THE STARS is, indeed, an irrefutable epic, though it’s not without some creative blemishes (in my humble opinion). The story involves one angry nomad named Gulliver ‘Gully’ Foyle who – after being marooned aboard a dying spacecraft in the vacuum of space – believes he’s about to be rescued by a ship known as the Vorga. However, once he sees that the crew of the Vorga knowingly pass him up and go about whatever their space business is, Foyle commits himself to one singular agenda: if it takes him the measure of his life, he will get out of this wreck, he will find them, and he will have them suffer his wrath for abandoning him to die.
With as much that has already been written about this novel, I certainly don’t feel I have anything definitive to add. What I can say is that the book has a prologue – one that establishes the time, place, and particulars of what’s to follow – that has to be one of the most brilliant chapters I’ve ever read; it flows with the calculated ease of pure genius, setting the epic stage for the protagonist the way only a literary scholar like author Bester could. Foyle’s race to uncover the identities of those who damned him to that space grave plays out like a loose detective procedural, as do his ongoing attempts to get close to them, drawing the reader further and further into the man’s personal nightmare with great effect. Lastly … the big finish? (I won’t spoil it.) I would imagine some found it more than a bit experimental for its time in literature – I’ve seen it tried elsewhere since it was possibly first done here. In some ways, it felt a bit ‘forced’ to me only in that I thought it went on a bit longer than it needed … but that certainly doesn’t make it any less groundbreaking.

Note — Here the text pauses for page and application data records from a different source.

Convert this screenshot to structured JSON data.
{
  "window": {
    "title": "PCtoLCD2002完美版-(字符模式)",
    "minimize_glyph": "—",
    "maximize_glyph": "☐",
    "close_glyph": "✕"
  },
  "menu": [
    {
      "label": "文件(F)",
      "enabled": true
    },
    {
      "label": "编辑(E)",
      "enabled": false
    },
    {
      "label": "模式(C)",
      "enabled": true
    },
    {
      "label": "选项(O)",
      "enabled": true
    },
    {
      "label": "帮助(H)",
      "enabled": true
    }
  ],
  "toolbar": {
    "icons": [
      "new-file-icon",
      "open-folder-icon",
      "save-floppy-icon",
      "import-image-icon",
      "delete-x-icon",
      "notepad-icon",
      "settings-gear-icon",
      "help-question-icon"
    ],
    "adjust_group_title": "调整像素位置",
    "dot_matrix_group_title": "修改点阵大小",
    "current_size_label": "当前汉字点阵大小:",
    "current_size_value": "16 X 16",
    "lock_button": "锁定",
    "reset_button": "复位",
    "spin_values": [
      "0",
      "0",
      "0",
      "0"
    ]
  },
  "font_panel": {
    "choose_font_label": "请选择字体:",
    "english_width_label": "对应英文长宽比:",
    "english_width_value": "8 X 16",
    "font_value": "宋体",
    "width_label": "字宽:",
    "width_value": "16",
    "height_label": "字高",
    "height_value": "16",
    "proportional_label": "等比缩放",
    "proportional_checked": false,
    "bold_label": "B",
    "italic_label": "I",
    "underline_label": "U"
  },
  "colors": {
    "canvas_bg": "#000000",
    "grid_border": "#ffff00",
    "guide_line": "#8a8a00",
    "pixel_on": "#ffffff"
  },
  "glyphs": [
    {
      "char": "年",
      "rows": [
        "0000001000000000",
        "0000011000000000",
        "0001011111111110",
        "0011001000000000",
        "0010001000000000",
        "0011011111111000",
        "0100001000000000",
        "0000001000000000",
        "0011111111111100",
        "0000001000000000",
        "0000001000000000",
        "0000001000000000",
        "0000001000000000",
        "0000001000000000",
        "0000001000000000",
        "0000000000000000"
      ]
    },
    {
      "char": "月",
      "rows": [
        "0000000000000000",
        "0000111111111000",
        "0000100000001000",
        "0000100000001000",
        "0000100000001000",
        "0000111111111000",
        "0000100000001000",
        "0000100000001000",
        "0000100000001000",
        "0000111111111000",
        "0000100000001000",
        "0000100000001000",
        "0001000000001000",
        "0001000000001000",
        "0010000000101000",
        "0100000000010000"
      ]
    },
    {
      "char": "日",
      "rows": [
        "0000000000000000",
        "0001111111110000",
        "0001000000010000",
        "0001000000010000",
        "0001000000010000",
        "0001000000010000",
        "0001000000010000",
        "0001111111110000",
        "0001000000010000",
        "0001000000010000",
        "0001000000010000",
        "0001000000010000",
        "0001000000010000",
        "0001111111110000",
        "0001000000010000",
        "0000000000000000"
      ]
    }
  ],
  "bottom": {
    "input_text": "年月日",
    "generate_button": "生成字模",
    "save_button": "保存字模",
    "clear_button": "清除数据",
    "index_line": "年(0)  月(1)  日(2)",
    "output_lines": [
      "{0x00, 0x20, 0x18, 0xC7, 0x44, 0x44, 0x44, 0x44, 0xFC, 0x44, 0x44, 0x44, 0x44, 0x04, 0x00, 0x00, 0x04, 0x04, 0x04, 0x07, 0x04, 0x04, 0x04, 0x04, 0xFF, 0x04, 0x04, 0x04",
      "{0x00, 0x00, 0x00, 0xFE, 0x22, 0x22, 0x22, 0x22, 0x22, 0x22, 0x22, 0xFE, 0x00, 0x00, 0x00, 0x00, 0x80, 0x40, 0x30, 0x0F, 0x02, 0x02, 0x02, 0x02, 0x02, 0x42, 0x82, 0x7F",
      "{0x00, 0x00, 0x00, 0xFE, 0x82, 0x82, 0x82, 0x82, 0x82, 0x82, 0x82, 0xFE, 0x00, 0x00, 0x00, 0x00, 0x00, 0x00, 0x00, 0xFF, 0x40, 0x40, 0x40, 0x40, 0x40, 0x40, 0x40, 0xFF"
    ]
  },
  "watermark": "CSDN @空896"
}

What have I learned from all of this?
HIGHEST RECOMMENDATION POSSIBLE. There are lesser elements with Alfred Bester’s THE STARS MY DESTINATION which debatably appear a bit dated, but the overall arch of the story and the characters easily establishes the novel as a revelation in science fiction storytelling. Some might dismiss some of Bester’s prose as being more than a bit pulpy in nature, but all should agree that the ideas captured within certainly make this one to read if not one for the ages.